Each entry below is to be reproduced exactly, though any pictures it holds must be omitted.

» **Extracted material**:
+++++

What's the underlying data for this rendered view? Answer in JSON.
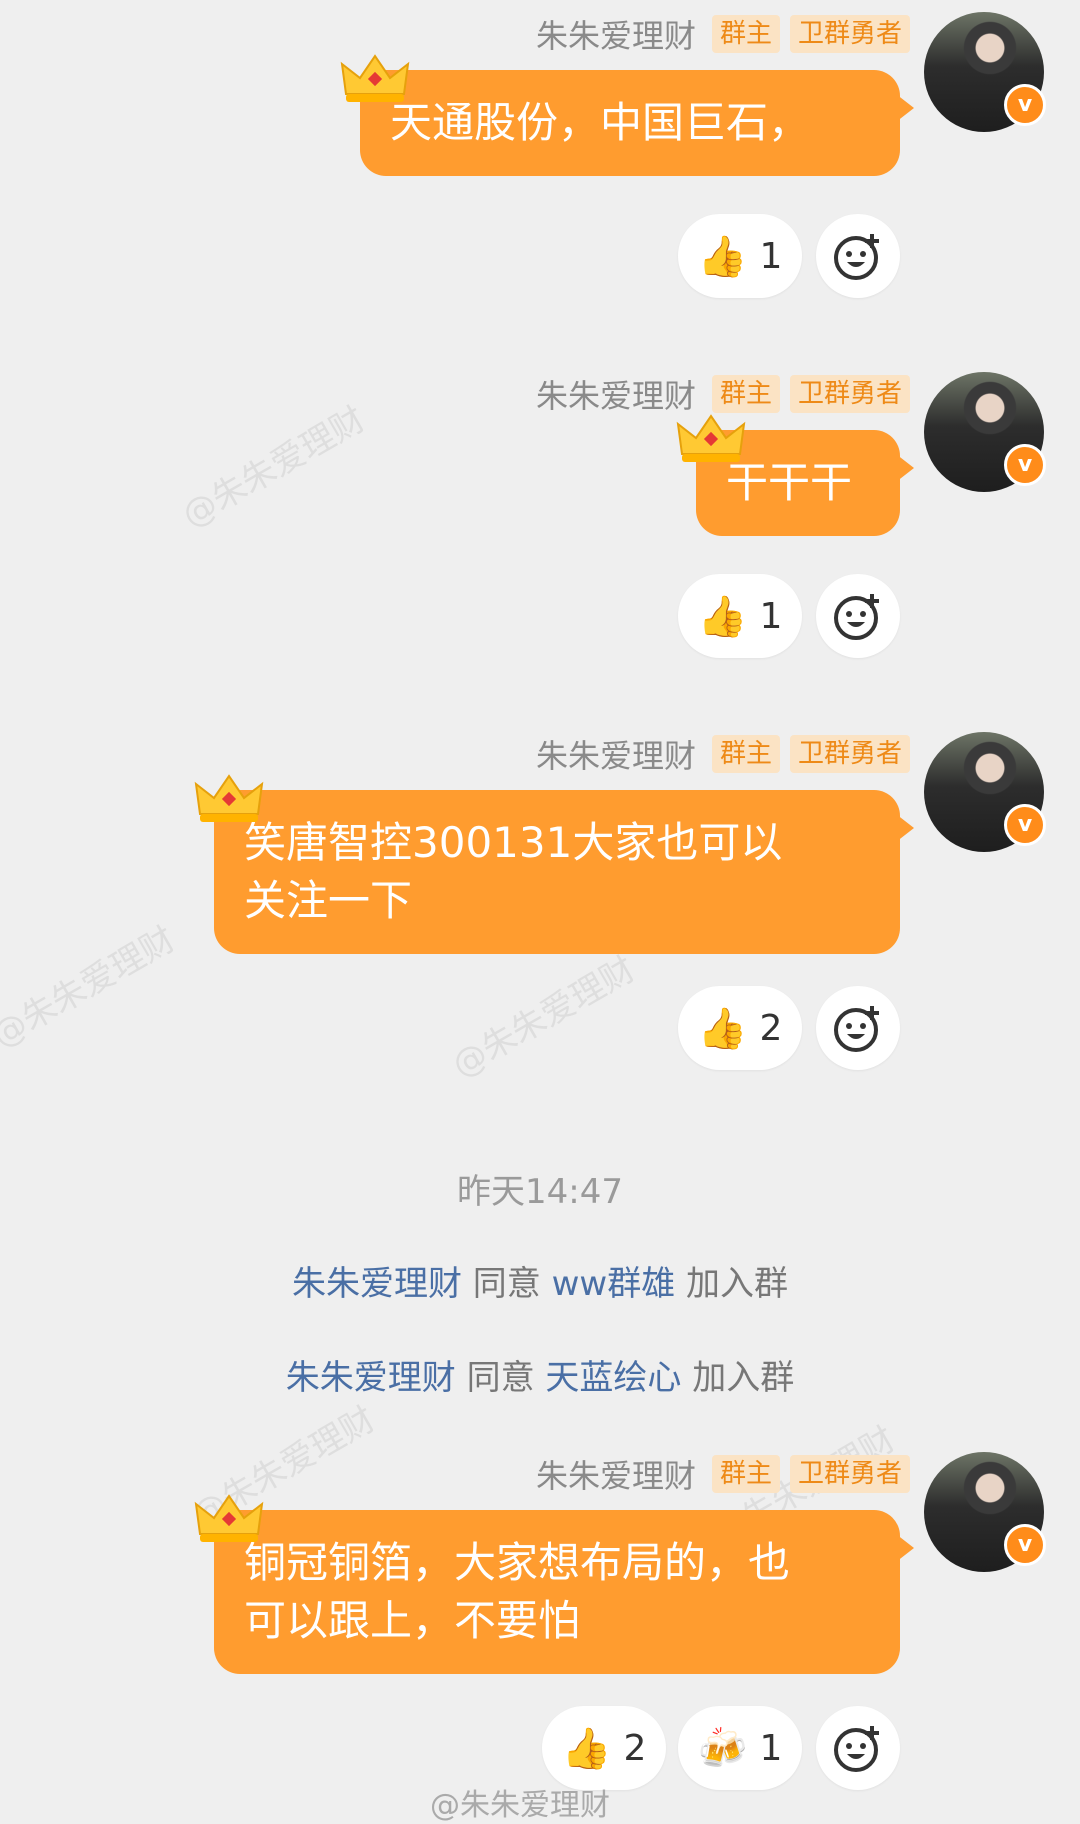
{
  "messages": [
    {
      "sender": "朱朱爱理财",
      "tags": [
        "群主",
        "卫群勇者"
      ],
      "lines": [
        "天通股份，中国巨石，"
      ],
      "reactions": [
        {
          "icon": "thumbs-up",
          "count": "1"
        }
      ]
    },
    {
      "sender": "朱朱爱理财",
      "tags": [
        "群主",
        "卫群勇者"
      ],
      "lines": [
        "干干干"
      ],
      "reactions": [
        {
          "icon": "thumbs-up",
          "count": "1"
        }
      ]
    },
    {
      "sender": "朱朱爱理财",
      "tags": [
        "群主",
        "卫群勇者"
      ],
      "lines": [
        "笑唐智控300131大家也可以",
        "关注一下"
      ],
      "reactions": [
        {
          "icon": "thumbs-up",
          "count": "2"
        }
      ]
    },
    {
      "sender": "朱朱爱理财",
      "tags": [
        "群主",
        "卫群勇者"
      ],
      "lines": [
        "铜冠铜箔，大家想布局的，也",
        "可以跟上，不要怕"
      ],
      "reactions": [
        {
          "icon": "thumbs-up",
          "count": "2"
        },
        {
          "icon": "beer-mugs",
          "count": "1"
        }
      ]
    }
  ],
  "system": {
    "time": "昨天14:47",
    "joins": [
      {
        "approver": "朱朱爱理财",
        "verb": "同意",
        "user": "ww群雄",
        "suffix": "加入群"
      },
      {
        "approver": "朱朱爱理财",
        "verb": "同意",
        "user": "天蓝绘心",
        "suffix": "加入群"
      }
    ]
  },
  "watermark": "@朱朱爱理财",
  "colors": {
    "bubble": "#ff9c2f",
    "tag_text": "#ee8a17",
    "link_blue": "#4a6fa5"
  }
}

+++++

» **Answer area**:
What's the underlying data for this rendered view? Answer in JSON.
{
  "messages": [
    {
      "sender": "朱朱爱理财",
      "tags": [
        "群主",
        "卫群勇者"
      ],
      "lines": [
        "天通股份，中国巨石，"
      ],
      "reactions": [
        {
          "icon": "thumbs-up",
          "count": "1"
        }
      ]
    },
    {
      "sender": "朱朱爱理财",
      "tags": [
        "群主",
        "卫群勇者"
      ],
      "lines": [
        "干干干"
      ],
      "reactions": [
        {
          "icon": "thumbs-up",
          "count": "1"
        }
      ]
    },
    {
      "sender": "朱朱爱理财",
      "tags": [
        "群主",
        "卫群勇者"
      ],
      "lines": [
        "笑唐智控300131大家也可以",
        "关注一下"
      ],
      "reactions": [
        {
          "icon": "thumbs-up",
          "count": "2"
        }
      ]
    },
    {
      "sender": "朱朱爱理财",
      "tags": [
        "群主",
        "卫群勇者"
      ],
      "lines": [
        "铜冠铜箔，大家想布局的，也",
        "可以跟上，不要怕"
      ],
      "reactions": [
        {
          "icon": "thumbs-up",
          "count": "2"
        },
        {
          "icon": "beer-mugs",
          "count": "1"
        }
      ]
    }
  ],
  "system": {
    "time": "昨天14:47",
    "joins": [
      {
        "approver": "朱朱爱理财",
        "verb": "同意",
        "user": "ww群雄",
        "suffix": "加入群"
      },
      {
        "approver": "朱朱爱理财",
        "verb": "同意",
        "user": "天蓝绘心",
        "suffix": "加入群"
      }
    ]
  },
  "watermark": "@朱朱爱理财",
  "colors": {
    "bubble": "#ff9c2f",
    "tag_text": "#ee8a17",
    "link_blue": "#4a6fa5"
  }
}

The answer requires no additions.